__Data for this exercise__
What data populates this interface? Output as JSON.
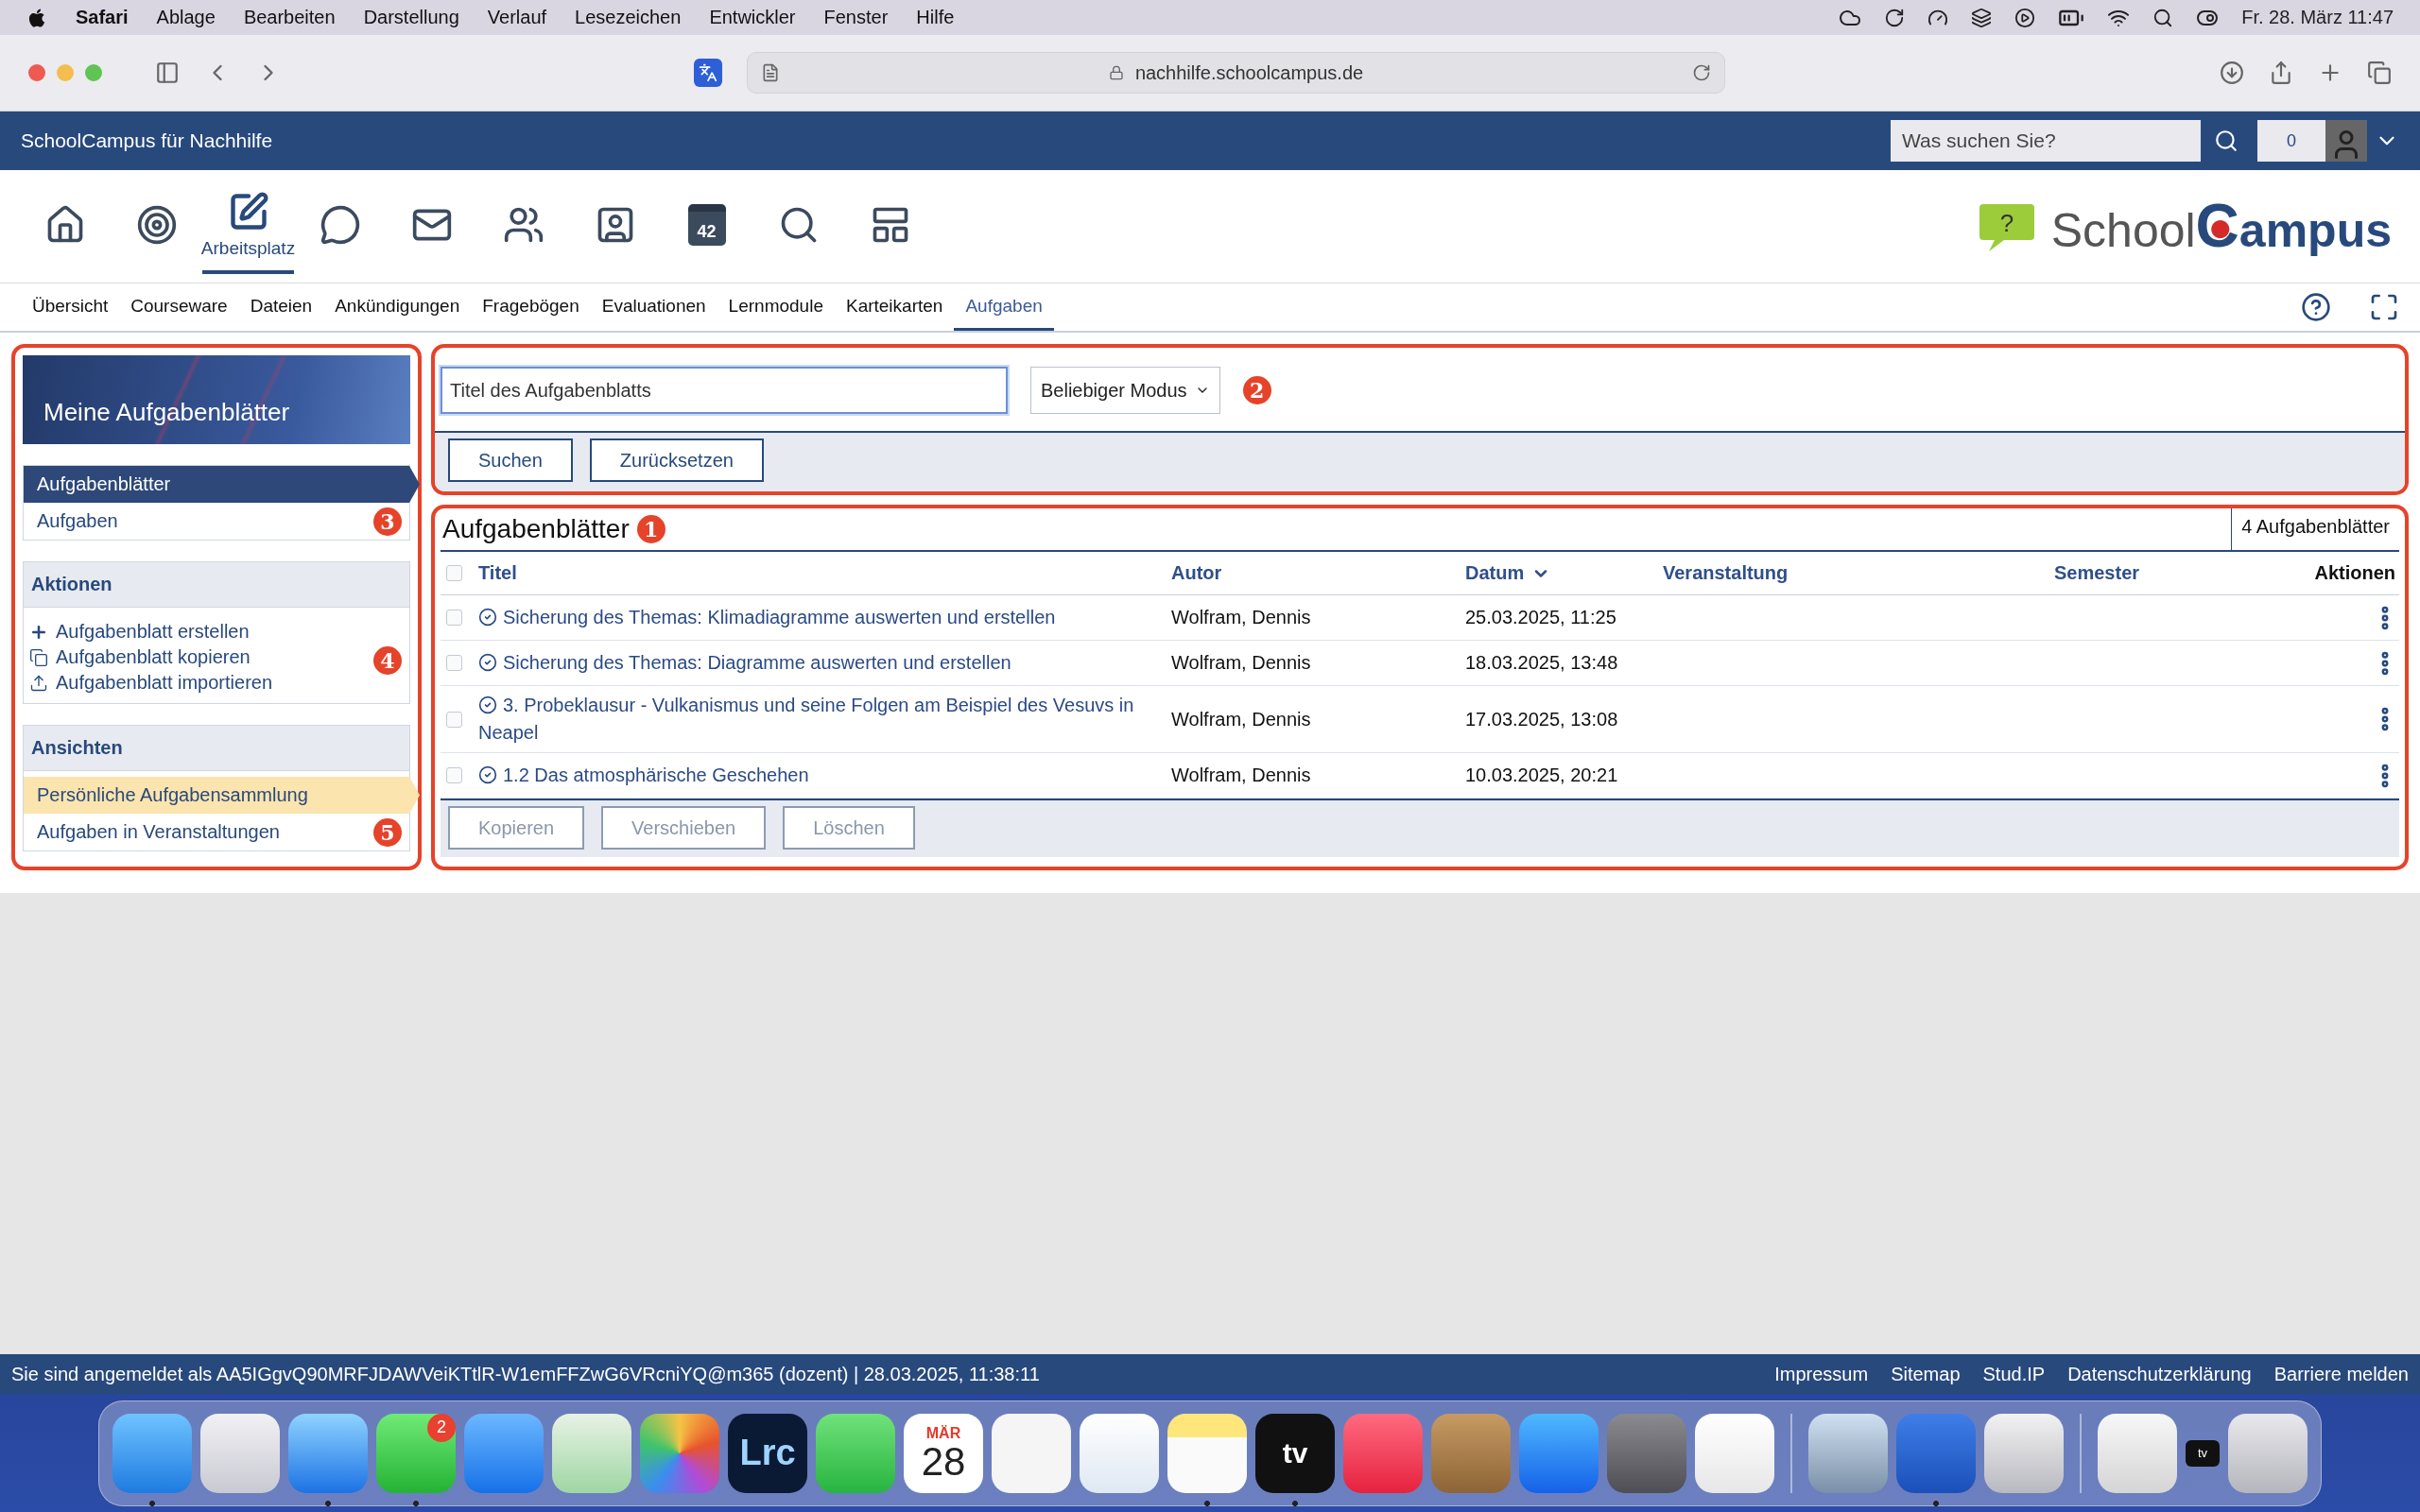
{
  "menubar": {
    "app": "Safari",
    "items": [
      "Ablage",
      "Bearbeiten",
      "Darstellung",
      "Verlauf",
      "Lesezeichen",
      "Entwickler",
      "Fenster",
      "Hilfe"
    ],
    "clock": "Fr. 28. März  11:47"
  },
  "browser": {
    "url": "nachhilfe.schoolcampus.de"
  },
  "site_header": {
    "title": "SchoolCampus für Nachhilfe",
    "search_placeholder": "Was suchen Sie?",
    "count": "0"
  },
  "main_nav": [
    {
      "selected": false
    },
    {
      "selected": false
    },
    {
      "selected": true,
      "label": "Arbeitsplatz"
    },
    {
      "selected": false
    },
    {
      "selected": false
    },
    {
      "selected": false
    },
    {
      "selected": false
    },
    {
      "selected": false,
      "day": "42"
    },
    {
      "selected": false
    },
    {
      "selected": false
    }
  ],
  "logo": {
    "bubble_mark": "?",
    "first": "School",
    "initial": "C",
    "rest": "ampus"
  },
  "tabs": [
    {
      "label": "Übersicht",
      "selected": false
    },
    {
      "label": "Courseware",
      "selected": false
    },
    {
      "label": "Dateien",
      "selected": false
    },
    {
      "label": "Ankündigungen",
      "selected": false
    },
    {
      "label": "Fragebögen",
      "selected": false
    },
    {
      "label": "Evaluationen",
      "selected": false
    },
    {
      "label": "Lernmodule",
      "selected": false
    },
    {
      "label": "Karteikarten",
      "selected": false
    },
    {
      "label": "Aufgaben",
      "selected": true
    }
  ],
  "sidebar": {
    "title": "Meine Aufgabenblätter",
    "nav": {
      "marker": "3",
      "items": [
        {
          "label": "Aufgabenblätter",
          "selected": true
        },
        {
          "label": "Aufgaben",
          "selected": false
        }
      ]
    },
    "actions": {
      "heading": "Aktionen",
      "marker": "4",
      "items": [
        {
          "label": "Aufgabenblatt erstellen"
        },
        {
          "label": "Aufgabenblatt kopieren"
        },
        {
          "label": "Aufgabenblatt importieren"
        }
      ]
    },
    "views": {
      "heading": "Ansichten",
      "marker": "5",
      "items": [
        {
          "label": "Persönliche Aufgabensammlung",
          "selected": true
        },
        {
          "label": "Aufgaben in Veranstaltungen",
          "selected": false
        }
      ]
    }
  },
  "search": {
    "placeholder": "Titel des Aufgabenblatts",
    "mode": "Beliebiger Modus",
    "marker": "2",
    "buttons": [
      "Suchen",
      "Zurücksetzen"
    ]
  },
  "table": {
    "title": "Aufgabenblätter",
    "marker": "1",
    "count": "4 Aufgabenblätter",
    "select_all": false,
    "columns": [
      {
        "label": "Titel",
        "sorted": false
      },
      {
        "label": "Autor",
        "sorted": false
      },
      {
        "label": "Datum",
        "sorted": true
      },
      {
        "label": "Veranstaltung",
        "sorted": false
      },
      {
        "label": "Semester",
        "sorted": false
      },
      {
        "label": "Aktionen",
        "sorted": false
      }
    ],
    "rows": [
      {
        "title": "Sicherung des Themas: Klimadiagramme auswerten und erstellen",
        "author": "Wolfram, Dennis",
        "date": "25.03.2025, 11:25",
        "checked": false
      },
      {
        "title": "Sicherung des Themas: Diagramme auswerten und erstellen",
        "author": "Wolfram, Dennis",
        "date": "18.03.2025, 13:48",
        "checked": false
      },
      {
        "title": "3. Probeklausur - Vulkanismus und seine Folgen am Beispiel des Vesuvs in Neapel",
        "author": "Wolfram, Dennis",
        "date": "17.03.2025, 13:08",
        "checked": false
      },
      {
        "title": "1.2 Das atmosphärische Geschehen",
        "author": "Wolfram, Dennis",
        "date": "10.03.2025, 20:21",
        "checked": false
      }
    ],
    "buttons": [
      {
        "label": "Kopieren",
        "disabled": true
      },
      {
        "label": "Verschieben",
        "disabled": true
      },
      {
        "label": "Löschen",
        "disabled": true
      }
    ]
  },
  "footer": {
    "login": "Sie sind angemeldet als AA5IGgvQ90MRFJDAWVeiKTtlR-W1emFFZwG6VRcniYQ@m365 (dozent) | 28.03.2025, 11:38:11",
    "links": [
      "Impressum",
      "Sitemap",
      "Stud.IP",
      "Datenschutzerklärung",
      "Barriere melden"
    ]
  },
  "dock": [
    {
      "kind": "app",
      "running": true
    },
    {
      "kind": "app",
      "running": false
    },
    {
      "kind": "app",
      "running": true
    },
    {
      "kind": "app",
      "running": true,
      "badge": "2"
    },
    {
      "kind": "app",
      "running": false
    },
    {
      "kind": "app",
      "running": false
    },
    {
      "kind": "app",
      "running": false
    },
    {
      "kind": "app",
      "running": false,
      "label": "Lrc"
    },
    {
      "kind": "app",
      "running": false
    },
    {
      "kind": "calendar",
      "running": false,
      "month": "MÄR",
      "day": "28"
    },
    {
      "kind": "app",
      "running": false
    },
    {
      "kind": "app",
      "running": false
    },
    {
      "kind": "app",
      "running": true
    },
    {
      "kind": "app",
      "running": true,
      "label": "tv"
    },
    {
      "kind": "app",
      "running": false
    },
    {
      "kind": "app",
      "running": false
    },
    {
      "kind": "app",
      "running": false
    },
    {
      "kind": "app",
      "running": false
    },
    {
      "kind": "app",
      "running": false
    },
    {
      "kind": "separator"
    },
    {
      "kind": "app",
      "running": false
    },
    {
      "kind": "app",
      "running": true
    },
    {
      "kind": "app",
      "running": false
    },
    {
      "kind": "separator"
    },
    {
      "kind": "app",
      "running": false
    },
    {
      "kind": "mini",
      "label": "tv"
    },
    {
      "kind": "app",
      "running": false
    }
  ]
}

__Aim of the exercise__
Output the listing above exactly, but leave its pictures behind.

__Exercise output__
What data populates this interface? Output as JSON.
{
  "menubar": {
    "app": "Safari",
    "items": [
      "Ablage",
      "Bearbeiten",
      "Darstellung",
      "Verlauf",
      "Lesezeichen",
      "Entwickler",
      "Fenster",
      "Hilfe"
    ],
    "clock": "Fr. 28. März  11:47"
  },
  "browser": {
    "url": "nachhilfe.schoolcampus.de"
  },
  "site_header": {
    "title": "SchoolCampus für Nachhilfe",
    "search_placeholder": "Was suchen Sie?",
    "count": "0"
  },
  "main_nav": [
    {
      "selected": false
    },
    {
      "selected": false
    },
    {
      "selected": true,
      "label": "Arbeitsplatz"
    },
    {
      "selected": false
    },
    {
      "selected": false
    },
    {
      "selected": false
    },
    {
      "selected": false
    },
    {
      "selected": false,
      "day": "42"
    },
    {
      "selected": false
    },
    {
      "selected": false
    }
  ],
  "logo": {
    "bubble_mark": "?",
    "first": "School",
    "initial": "C",
    "rest": "ampus"
  },
  "tabs": [
    {
      "label": "Übersicht",
      "selected": false
    },
    {
      "label": "Courseware",
      "selected": false
    },
    {
      "label": "Dateien",
      "selected": false
    },
    {
      "label": "Ankündigungen",
      "selected": false
    },
    {
      "label": "Fragebögen",
      "selected": false
    },
    {
      "label": "Evaluationen",
      "selected": false
    },
    {
      "label": "Lernmodule",
      "selected": false
    },
    {
      "label": "Karteikarten",
      "selected": false
    },
    {
      "label": "Aufgaben",
      "selected": true
    }
  ],
  "sidebar": {
    "title": "Meine Aufgabenblätter",
    "nav": {
      "marker": "3",
      "items": [
        {
          "label": "Aufgabenblätter",
          "selected": true
        },
        {
          "label": "Aufgaben",
          "selected": false
        }
      ]
    },
    "actions": {
      "heading": "Aktionen",
      "marker": "4",
      "items": [
        {
          "label": "Aufgabenblatt erstellen"
        },
        {
          "label": "Aufgabenblatt kopieren"
        },
        {
          "label": "Aufgabenblatt importieren"
        }
      ]
    },
    "views": {
      "heading": "Ansichten",
      "marker": "5",
      "items": [
        {
          "label": "Persönliche Aufgabensammlung",
          "selected": true
        },
        {
          "label": "Aufgaben in Veranstaltungen",
          "selected": false
        }
      ]
    }
  },
  "search": {
    "placeholder": "Titel des Aufgabenblatts",
    "mode": "Beliebiger Modus",
    "marker": "2",
    "buttons": [
      "Suchen",
      "Zurücksetzen"
    ]
  },
  "table": {
    "title": "Aufgabenblätter",
    "marker": "1",
    "count": "4 Aufgabenblätter",
    "select_all": false,
    "columns": [
      {
        "label": "Titel",
        "sorted": false
      },
      {
        "label": "Autor",
        "sorted": false
      },
      {
        "label": "Datum",
        "sorted": true
      },
      {
        "label": "Veranstaltung",
        "sorted": false
      },
      {
        "label": "Semester",
        "sorted": false
      },
      {
        "label": "Aktionen",
        "sorted": false
      }
    ],
    "rows": [
      {
        "title": "Sicherung des Themas: Klimadiagramme auswerten und erstellen",
        "author": "Wolfram, Dennis",
        "date": "25.03.2025, 11:25",
        "checked": false
      },
      {
        "title": "Sicherung des Themas: Diagramme auswerten und erstellen",
        "author": "Wolfram, Dennis",
        "date": "18.03.2025, 13:48",
        "checked": false
      },
      {
        "title": "3. Probeklausur - Vulkanismus und seine Folgen am Beispiel des Vesuvs in Neapel",
        "author": "Wolfram, Dennis",
        "date": "17.03.2025, 13:08",
        "checked": false
      },
      {
        "title": "1.2 Das atmosphärische Geschehen",
        "author": "Wolfram, Dennis",
        "date": "10.03.2025, 20:21",
        "checked": false
      }
    ],
    "buttons": [
      {
        "label": "Kopieren",
        "disabled": true
      },
      {
        "label": "Verschieben",
        "disabled": true
      },
      {
        "label": "Löschen",
        "disabled": true
      }
    ]
  },
  "footer": {
    "login": "Sie sind angemeldet als AA5IGgvQ90MRFJDAWVeiKTtlR-W1emFFZwG6VRcniYQ@m365 (dozent) | 28.03.2025, 11:38:11",
    "links": [
      "Impressum",
      "Sitemap",
      "Stud.IP",
      "Datenschutzerklärung",
      "Barriere melden"
    ]
  },
  "dock": [
    {
      "kind": "app",
      "running": true
    },
    {
      "kind": "app",
      "running": false
    },
    {
      "kind": "app",
      "running": true
    },
    {
      "kind": "app",
      "running": true,
      "badge": "2"
    },
    {
      "kind": "app",
      "running": false
    },
    {
      "kind": "app",
      "running": false
    },
    {
      "kind": "app",
      "running": false
    },
    {
      "kind": "app",
      "running": false,
      "label": "Lrc"
    },
    {
      "kind": "app",
      "running": false
    },
    {
      "kind": "calendar",
      "running": false,
      "month": "MÄR",
      "day": "28"
    },
    {
      "kind": "app",
      "running": false
    },
    {
      "kind": "app",
      "running": false
    },
    {
      "kind": "app",
      "running": true
    },
    {
      "kind": "app",
      "running": true,
      "label": "tv"
    },
    {
      "kind": "app",
      "running": false
    },
    {
      "kind": "app",
      "running": false
    },
    {
      "kind": "app",
      "running": false
    },
    {
      "kind": "app",
      "running": false
    },
    {
      "kind": "app",
      "running": false
    },
    {
      "kind": "separator"
    },
    {
      "kind": "app",
      "running": false
    },
    {
      "kind": "app",
      "running": true
    },
    {
      "kind": "app",
      "running": false
    },
    {
      "kind": "separator"
    },
    {
      "kind": "app",
      "running": false
    },
    {
      "kind": "mini",
      "label": "tv"
    },
    {
      "kind": "app",
      "running": false
    }
  ]
}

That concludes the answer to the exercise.